The massive resurfacing project encompassed more than a dozen roads, requiring a substantial $2 million investment. The initiative focused on critical repairs, including concrete repair, asphalt paving and guardrail installation, ensuring the city’s infrastructure meets safety and quality standards for the foreseeable future, according to Mayor Randy Branch.

“We continue to inspect our city’s housing for unsafe conditions,” he said. “Cosmetically speaking, our city is cleaning up.”

In February, Branch disclosed that 20 structures had been identified for demolition due to their hazardous, unsightly and substandard conditions. At that time, five of these structures had already been successfully leveled. The demolition efforts played a pivotal role in transforming the city’s landscape, making it more appealing to potential residents and investors.

Public Works Director Jon Sherwin said since the beginning of the year, the city successfully demolished seven residential and commercial structures, addressing various safety and compliance issues.

“The cost of these demolitions amounted to $51,300,” he said. “Additionally, the ‘Clean Up West Orange’ initiative encouraged the owners of 26 properties to voluntarily demolish their structures following non-compliance evidence presented by our building and code enforcement officials.”

“Clean Up West Orange” displayed a staunch commitment to property compliance enforcement, with the code enforcement official investigating a staggering 182 violations last month alone. 15 cases were filed in municipal court, underscoring a city effort to promptly and effectively address property-related issues.

While the demolition achieved notable success, the process requires meticulous planning and coordination with utility companies, title and lien investigations, and exhaustive reports.

“It isn’t a quick process to say the least,” Sherwin says, “but it is well worth the effort that the city has embraced and is committed to continue.”

The city has also embraced a community driven approach to tackle litter issues with “Adopt-A-Street.”

Spearheaded by Mayor-Pro-Tem Meritta Kennedy, the initiative leverages social media to encourage civic participation in maintaining clean streets.

Branch said the city is experiencing a lot of litter on Dayton, Holly and South Streets, and the action on MacArthur Drive creates the need for Adopt-A-Street.

“Western Avenue around Lansing Street also is a high litter area,” he said. “I am not saying that these are the only trouble spots for litter, just that in my opinion, these are our highest litter areas.”
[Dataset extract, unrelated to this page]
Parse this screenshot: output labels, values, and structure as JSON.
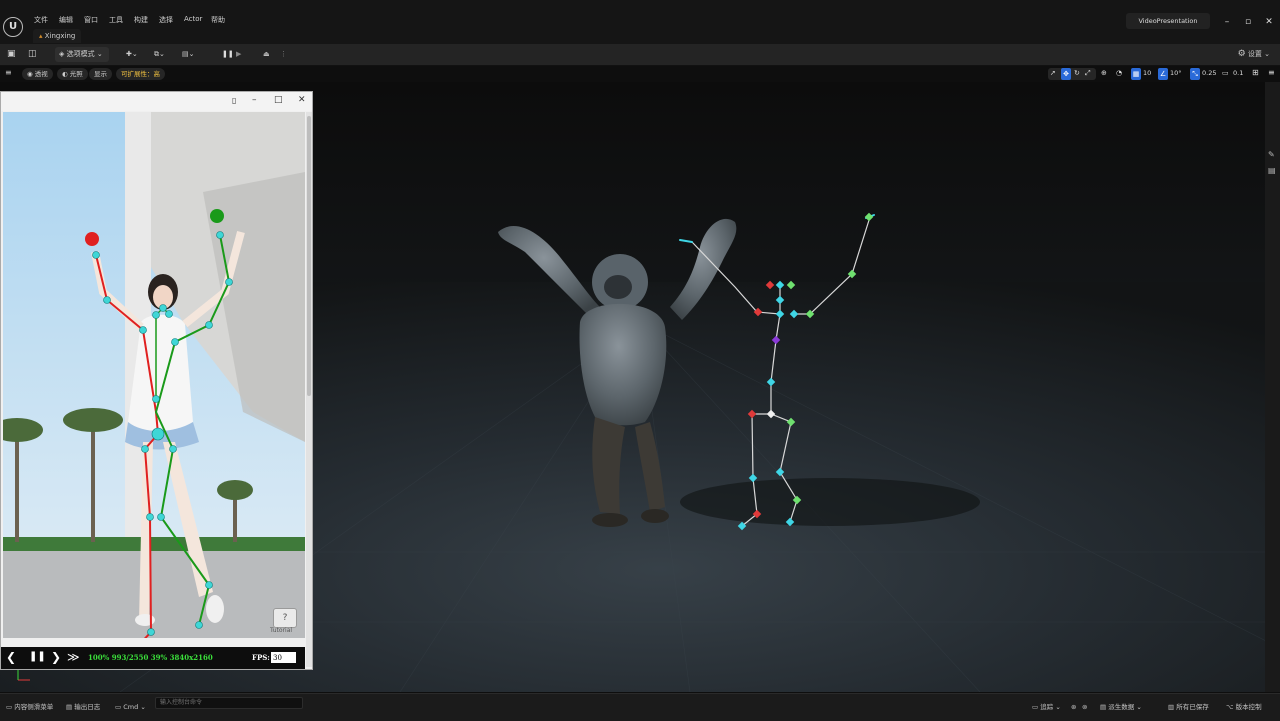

Since its launch, “Adopt-A-Street” has garnered significant interest, with nine teams already dedicated to maintaining nine sections of streets within the city. Teams are composed of devoted citizens and the high school student council have successfully kept their respective sections free of litter, highlighting the program’s effectiveness, city leaders say.

Adopt-A-Street has been a game-changer for Public Works Street, where just two employees have been keeping up with the task of maintaining clean streets.

If you would like to participate in “Adopt-A-Street,” call city hall at 409-883-3468 or download an application form from the city website, cityofwestorange.com.

— Written by Chrissie Mouton